The 6-5, 185-pound Wesley averaged 14.4 points, 3.7 rebounds and 2.4 assists this season while shooting 40.4 percent from the field and 30.3 percent on three-pointers. He was a second-team All-ACC selection. He began the season in the rotation, but stepped into the starting lineup for good Dec. 3 at Boston College. The starting debut followed a 24-point outing in a loss at Illinois, which included scoring 14 straight points in the second half.

NBA buzz began to build after that game and soon became widespread. He appeared in the first round of mock drafts later in December and has largely stayed there. ESPN’s latest mock draft has him as the No. 20 overall pick, as does Bleacher Report’s.

“Teams who can afford to stay patient with their first-round pick will consider Wesley,” Bleacher Report draft analyst Jonathan Wasserman wrote. “Even when he struggled to put the ball in the basket at different points of the season, his long-term potential was evident.

“Wesley has an explosive first step, takes long strides, makes shots from three levels and gets into passing lanes. It just may take a few years before he becomes a more nuanced finisher and consistent shooter.”

Wesley’s consistency came and went during ACC play and in the postseason. He shot just 39.3 percent in conference games. He was 3-of-14 in Notre Dame’s second-round NCAA tournament loss to No. 3 seed Texas Tech. He had a four-game stretch in late January and early February where he was 10-of-55 from the field.

The highlights never ceased, though. Wesley’s 14 second-half points helped push the Irish past Alabama in the first round of the NCAA tournament. He had six 20-point games in conference play.

Wesley is the first one-and-done in Notre Dame men’s basketball history, capping a year of firsts and long streaks snapped. He became the first player from a South Bend public school to pick Notre Dame since 1985. He was a four-star recruit out of Riley High School and the No. 99 overall player in the 2021 class, per the On3 Consensus.

Wesley was the first Notre Dame player in Brey’s 22 seasons to score at least 20 points in his debut, pouring in 21 in the season-opening win over Cal State Northridge. He was the third true freshman in the Brey era to score in double figures in eight of his first 10 games.

Brey knew he had a Year 1 impact player in Wesley just days after summer workouts began. He learned just a few games into the season he had a future pro who could take that path as soon as 2022-23.
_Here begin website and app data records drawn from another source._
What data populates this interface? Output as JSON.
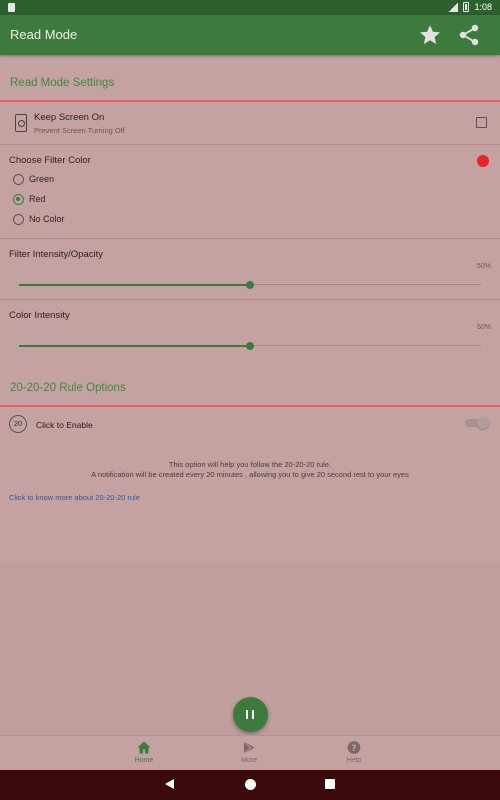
{
  "status_bar": {
    "time": "1:08"
  },
  "app_bar": {
    "title": "Read Mode"
  },
  "read_mode_settings": {
    "section_title": "Read Mode Settings",
    "keep_screen_on": {
      "title": "Keep Screen On",
      "subtitle": "Prevent Screen Turning Off",
      "checked": false
    },
    "filter_color": {
      "label": "Choose Filter Color",
      "selected": "Red",
      "indicator_color": "#e5232b",
      "options": [
        {
          "label": "Green",
          "checked": false
        },
        {
          "label": "Red",
          "checked": true
        },
        {
          "label": "No Color",
          "checked": false
        }
      ]
    },
    "filter_intensity": {
      "label": "Filter Intensity/Opacity",
      "value_text": "50%",
      "value": 50
    },
    "color_intensity": {
      "label": "Color Intensity",
      "value_text": "50%",
      "value": 50
    }
  },
  "rule_20_20_20": {
    "section_title": "20-20-20 Rule Options",
    "badge": "20",
    "enable_label": "Click to Enable",
    "enabled": false,
    "info_line1": "This option will help you follow the 20-20-20 rule.",
    "info_line2": "A notification will be created every 20 minutes , allowing you to give 20 second rest to your eyes",
    "link_text": "Click to know more about 20-20-20 rule"
  },
  "fab": {
    "icon": "pause-icon"
  },
  "bottom_nav": [
    {
      "label": "Home",
      "icon": "home-icon",
      "active": true
    },
    {
      "label": "More",
      "icon": "play-store-icon",
      "active": false
    },
    {
      "label": "Help",
      "icon": "help-icon",
      "active": false
    }
  ],
  "colors": {
    "primary": "#3d7a3e",
    "primary_dark": "#2c612f",
    "accent_line": "#e35f62",
    "background_tint": "#c4a2a2",
    "link": "#2a5b9a",
    "system_nav": "#3a0909"
  }
}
“As much as I want to coach him again, I’ve been in this long enough,” Brey said. “I remember [1998-2001 Notre Dame forward] Troy Murphy coming into my office and going, ‘Coach, I have to go.’ I stood up, shook his hand and said, ‘Yes you do. Congratulations.’ He was the 14th pick and made $70 million.”

Brey also said Notre Dame senior forward Nate Laszewski will test the draft waters before making a final decision on whether he will use the COVID-19 waiver to play a fifth season. The 6-10, 230-pound Laszewski averaged 9.3 points and 6.5 rebounds in 33 games (24 starts) and shot 45.6 percent on three-pointers. He made 53.1 percent of his three-point attempts in ACC play, which led the conference. He ranked 13th nationally in true shooting percentage (66.6).

“I told our guys on the bus when we got back from San Diego, ‘If you all want to put your name in, put your name in,'” Brey said. “The rules allow you. Do what you need to do. Those two will really evaluate their futures professionally but keep the option open to come back.”

Editor’s note: This story has been updated.